One way out of this bind is to postulate the presence of a small static imperfection [4] or (in other contexts) of a quantum or thermal fluctuation. This asymmetry is irrelevant (and undetectable) under "normal" conditions and only has its effect at the transition, where the susceptibility of the system diverges. Thus, either the system was not symmetric enough to start with (due to the imperfection) or it cannot be (perfectly) symmetric due to the presence of the fluctuations. A second solution is to extend Curie's principle, so that it applies to ensembles, instead of individual systems [5]; more on this in a future post.
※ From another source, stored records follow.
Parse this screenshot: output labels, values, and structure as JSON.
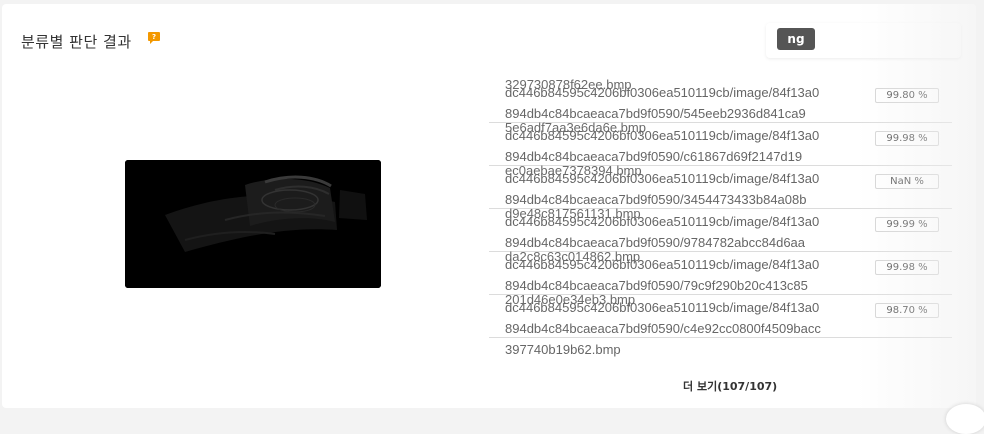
{
  "card": {
    "title": "분류별 판단 결과",
    "help_icon_color": "#f39800",
    "help_icon_glyph": "?"
  },
  "tag": {
    "label": "ng"
  },
  "preview": {
    "background": "#000000"
  },
  "files": [
    {
      "overlap": "329730878f62ee.bmp",
      "name": "dc446b84595c4206bf0306ea510119cb/image/84f13a0894db4c84bcaeaca7bd9f0590/545eeb2936d841ca9",
      "score": "99.80 %"
    },
    {
      "overlap": "5e6adf7aa3e6da6e.bmp",
      "name": "dc446b84595c4206bf0306ea510119cb/image/84f13a0894db4c84bcaeaca7bd9f0590/c61867d69f2147d19",
      "score": "99.98 %"
    },
    {
      "overlap": "ec0aebae7378394.bmp",
      "name": "dc446b84595c4206bf0306ea510119cb/image/84f13a0894db4c84bcaeaca7bd9f0590/3454473433b84a08b",
      "score": "NaN %"
    },
    {
      "overlap": "d9e48c817561131.bmp",
      "name": "dc446b84595c4206bf0306ea510119cb/image/84f13a0894db4c84bcaeaca7bd9f0590/9784782abcc84d6aa",
      "score": "99.99 %"
    },
    {
      "overlap": "da2c8c63c014862.bmp",
      "name": "dc446b84595c4206bf0306ea510119cb/image/84f13a0894db4c84bcaeaca7bd9f0590/79c9f290b20c413c85",
      "score": "99.98 %"
    },
    {
      "overlap": "201d46e0e34eb3.bmp",
      "name": "dc446b84595c4206bf0306ea510119cb/image/84f13a0894db4c84bcaeaca7bd9f0590/c4e92cc0800f4509bacc397740b19b62.bmp",
      "score": "98.70 %"
    }
  ],
  "more": {
    "label": "더 보기(107/107)"
  }
}
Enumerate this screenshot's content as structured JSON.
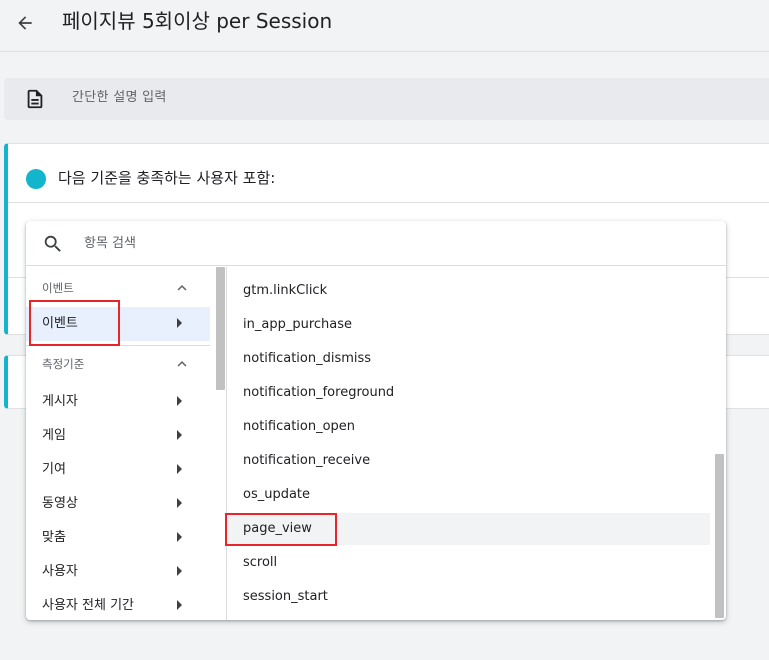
{
  "header": {
    "title": "페이지뷰 5회이상 per Session"
  },
  "description": {
    "placeholder": "간단한 설명 입력"
  },
  "condition": {
    "heading": "다음 기준을 충족하는 사용자 포함:"
  },
  "dropdown": {
    "search_placeholder": "항목 검색",
    "groups": [
      {
        "label": "이벤트"
      },
      {
        "label": "측정기준"
      }
    ],
    "event_items": [
      {
        "label": "이벤트"
      }
    ],
    "dimension_items": [
      {
        "label": "게시자"
      },
      {
        "label": "게임"
      },
      {
        "label": "기여"
      },
      {
        "label": "동영상"
      },
      {
        "label": "맞춤"
      },
      {
        "label": "사용자"
      },
      {
        "label": "사용자 전체 기간"
      }
    ],
    "events": [
      {
        "label": "gtm.linkClick"
      },
      {
        "label": "in_app_purchase"
      },
      {
        "label": "notification_dismiss"
      },
      {
        "label": "notification_foreground"
      },
      {
        "label": "notification_open"
      },
      {
        "label": "notification_receive"
      },
      {
        "label": "os_update"
      },
      {
        "label": "page_view"
      },
      {
        "label": "scroll"
      },
      {
        "label": "session_start"
      }
    ]
  },
  "colors": {
    "accent": "#12b5cb",
    "highlight": "#e8252b",
    "selected_bg": "#e8f0fe"
  }
}
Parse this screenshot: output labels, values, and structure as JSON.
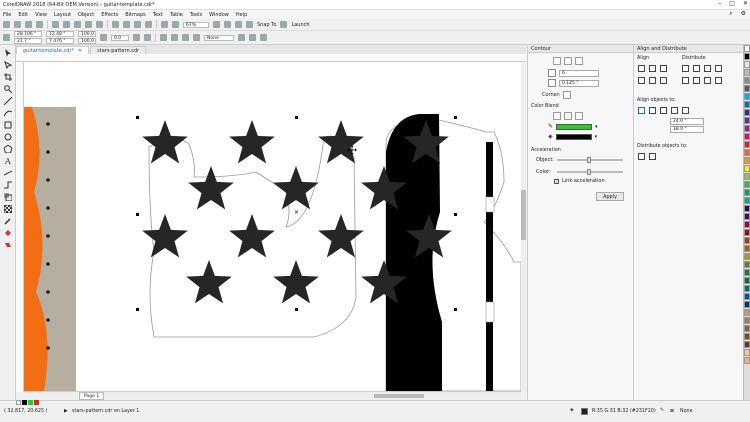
{
  "window": {
    "title": "CorelDRAW 2018 (64-Bit OEM Version) - guitar-template.cdr*"
  },
  "menu": {
    "items": [
      "File",
      "Edit",
      "View",
      "Layout",
      "Object",
      "Effects",
      "Bitmaps",
      "Text",
      "Table",
      "Tools",
      "Window",
      "Help"
    ]
  },
  "toolbar": {
    "zoom": "67%",
    "snap_label": "Snap To",
    "launch_label": "Launch"
  },
  "propertybar": {
    "x": "28.106 \"",
    "y": "21.7 \"",
    "width": "12.48 \"",
    "height": "7.476 \"",
    "scale_w": "100.0",
    "scale_h": "100.0",
    "angle": "0.0",
    "outline": "None"
  },
  "tabs": [
    {
      "label": "guitar-template.cdr*",
      "active": true
    },
    {
      "label": "stars-pattern.cdr",
      "active": false
    }
  ],
  "page_tab": "Page 1",
  "contour": {
    "title": "Contour",
    "steps": "6",
    "offset": "0.125 \"",
    "corners_label": "Corner:",
    "color_blend_label": "Color Blend",
    "outline_color": "#1fd11f",
    "fill_color": "#000000",
    "acceleration_label": "Acceleration",
    "object_label": "Object:",
    "color_label": "Color:",
    "link_label": "Link acceleration",
    "link_checked": true,
    "object_accel": 0.45,
    "color_accel": 0.45,
    "apply_label": "Apply"
  },
  "align": {
    "title": "Align and Distribute",
    "align_label": "Align",
    "distribute_label": "Distribute",
    "align_to_label": "Align objects to:",
    "x_value": "24.0 \"",
    "y_value": "18.0 \"",
    "distribute_to_label": "Distribute objects to:"
  },
  "palette": {
    "colors": [
      "#ffffff",
      "#000000",
      "#e6e6e6",
      "#bdbdbd",
      "#8c8c8c",
      "#595959",
      "#00aeef",
      "#0072bc",
      "#2e3192",
      "#662d91",
      "#92278f",
      "#ec008c",
      "#ed1c24",
      "#f26522",
      "#f7941d",
      "#fff200",
      "#8dc63f",
      "#39b54a",
      "#00a651",
      "#00a99d",
      "#1b1464",
      "#440e62",
      "#9e005d",
      "#9e0b0f",
      "#a0410d",
      "#a36209",
      "#aba000",
      "#598527",
      "#1a7b30",
      "#007236",
      "#00746b",
      "#0054a6",
      "#003471",
      "#c69c6d",
      "#a67c52",
      "#8c6239",
      "#754c24",
      "#603913",
      "#fdc689",
      "#f9ad81"
    ]
  },
  "status": {
    "coords": "( 32.817, 20.625 )",
    "layer": "stars-pattern.cdr on Layer 1",
    "fill_info": "R:35 G:31 B:32 (#231F20)",
    "outline_info": "None"
  }
}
The first solution does raise a couple of interesting questions:
  1. Far away from the transition, can we still consider the system as symmetric ?
  2. How satisfying is this invocation of "invisible causes" ?
Here, however, I'm interested in whether this small deviation has something in common with Lucretius' concept of clinamen. As interpreted by Serres [6], the clinamen (declination, swerve) perturbs the primordial laminar flow, engendering a vortex (and, ultimately, the world).

It seems that the two concepts fulfill a similar role, by providing a primary and undetectable cause of some visible phenomenon.

In the case of the clinamen, these two properties open it to ridicule ([6], page 3):

From Cicero to Marx and beyond, down to us, the declination of atoms has been treated as a weakness of the atomic theory. The clinamen is an absurdity. A logical absurdity, since it is introduced without justification, the cause of itself before being the cause of all things; [...] an absurdity of physics in general, since experimentation cannot possibly reveal its existence.

Is this ridicule justified ? If so, how about the fluctuation that explains spontaneous symmetry breaking ?

[1] Pierre Curie, Sur la symétrie dans les phénomènes physiques, symétrie d'un champ électrique et d'un champ magnétique, Journal de Physique 3(1), 393-415, 1894.
[2] Jenann Ismael, Curie’s Principle, Synthese, 110, 167–190, 1997.
[3] Shaul Katzir, The emergence of the principle of symmetry in physics, Historical Studies in the Physical and Biological Sciences, 35(1), pages 35-65, 2004.
[4] Symmetry and Symmetry Breaking, in the Stanford Encyclopedia of Philosophy (section Spontaneous symmetry breaking.)
[5] Ian Stewart and Martin Golubitsky, Fearful Symmetry, Penguin Books, 1993.
[6] Michel Serres, The Birth of Physics, Clinamen Press, Manchester, 2000.

2 January 2013

Back to basics

Interesting point made by I. M. Gelfand, as recalled by A. Zelevinsky in a recent AMS notice:
He explained to us how to study a new mathematical subject: focus on the most basic things at the foundation and dwell upon them until you reach full understanding; then the technicalities of the subject would be understood very quickly and effortlessly.